# huberize: Huberization - Bringing Outliers In In robustbase: Basic Robust Statistics

 huberize R Documentation

## Huberization – Bringing Outliers In

### Description

Huberization (named after Peter Huber's M-estimation algorithm for location originally) replaces outlying values in a sample x by their respective boundary: when x_j < c_1 it is replaced by c_1 and when x_j > c_2 it is replaced by c_2. Consequently, values inside the interval [c_1, c_2] remain unchanged.

Here, c_j = M \pm c\cdot s where s := s(x) is the robust scale estimate Qn(x) if that is positive, and by default, M is the robust huber estimate of location \mu (with tuning constant k).

In the degenerate case where Qn(x) == 0, trimmed means of abs(x - M) are tried as scale estimate s, with decreasing trimming proportions specified by the decreasing trim vector.

### Usage

huberize(x, M = huberM(x, k = k)\$mu, c = k,
trim = (5:1)/16,
k = 1.5,
warn0 = getOption("verbose"), saveTrim = TRUE)


### Arguments

 x numeric vector which is to be huberized. M a number; defaulting to huberM(x, k), the robust Huber M-estimator of location. c a positive number, the tuning constant for huberization of the sample x. trim a decreasing vector of trimming proportions in [0, 0.5], only used to trim the absolute deviations from M in case Qn(x) is zero. k used if M is not specified as huberization center M, and so, by default is taken as Huber's M-estimate huberM(x, k). warn0 logical indicating if a warning should be signalled in case Qn(x) is zero and the trimmed means for all trimming proportions trim are zero as well. saveTrim a logical indicating if the last tried trim[j] value should be stored if Qn(x) was zero.

### Details

• In regular cases, s = Qn(x) is positive and used to huberize values of x outside [M - c*s, M + c*s].

• In degenerate cases where Qn(x) == 0, we search for an s > 0 by trying the trimmed mean s := mean(abs(x-M), trim = trim[j]) with less and less trimming (as the trimming proportions trim[] must decrease). If even the last, trim[length(trim)], leads to s = 0, a warning is printed when warn0 is true.

### Value

a numeric vector as x; in case Qn(x) was zero and saveTrim is true, also containing the (last) trim proportion used (to compute the scale s) as attribute "trim" (see attr(), attributes).

### Note

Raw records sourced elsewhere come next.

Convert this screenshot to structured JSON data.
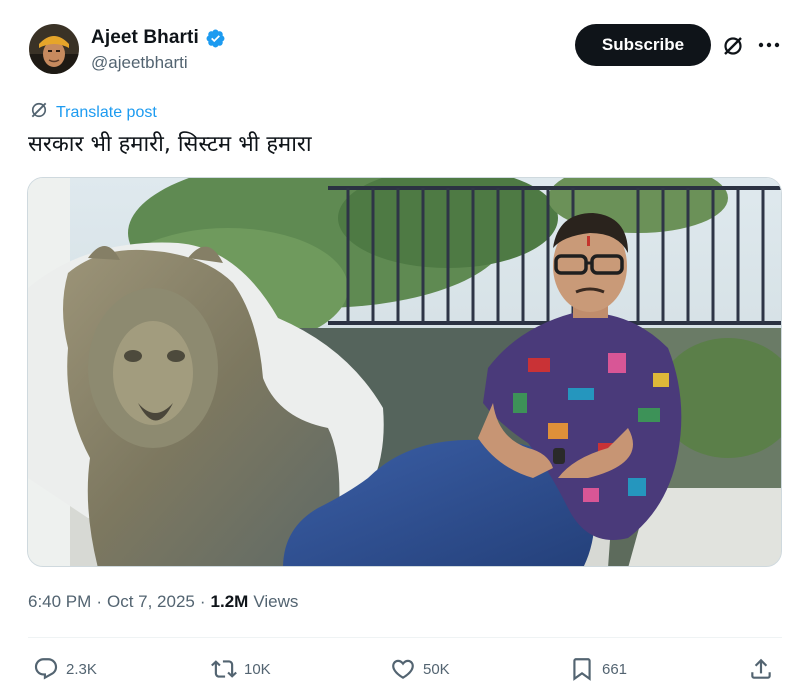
{
  "author": {
    "display_name": "Ajeet Bharti",
    "handle": "@ajeetbharti",
    "verified": true
  },
  "header_actions": {
    "subscribe_label": "Subscribe",
    "grok_icon": "grok-icon",
    "more_icon": "more-icon"
  },
  "post": {
    "translate_label": "Translate post",
    "text": "सरकार भी हमारी, सिस्टम भी हमारा",
    "time": "6:40 PM",
    "separator": "·",
    "date": "Oct 7, 2025",
    "views_count": "1.2M",
    "views_label": "Views"
  },
  "actions": {
    "replies": "2.3K",
    "reposts": "10K",
    "likes": "50K",
    "bookmarks": "661"
  },
  "colors": {
    "accent": "#1d9bf0",
    "text_primary": "#0f1419",
    "text_secondary": "#536471",
    "button_dark": "#0f1419"
  }
}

For the use in mc() and similar cases where mainly numerical stabilization is necessary, a large c = 1e12 will lead to no huberization, i.e., all y == x for y <- huberize(x, c) for typical non-degenerate samples.

### Author(s)

Martin Maechler

huberM and mc which is now stabilized by default via something like huberize(*, c=1e11).

### Examples

## For non-degenerate data and large c, nothing is huberized,
## as there are *no* really extreme outliers :
set.seed(101)
x <- rnorm(1000)
stopifnot(all.equal(x, huberize(x, c=100)))
## OTOH, the "extremes" are shrunken towards the boundaries for smaller c:
xh <- huberize(x, c = 2)
table(x != xh)
## 45 out of a 1000:
table(xh[x != xh])# 26 on the left boundary -2.098 and 19 on the right = 2.081
## vizualization:
stripchart(x); text(0,1, "x {original}", pos=3); yh <- 0.9
stripchart(xh, at = yh, add=TRUE, col=2)
text(0, yh, "huberize(x, c=2)",   col=2, pos=1)
arrows( x[x!=xh], 1,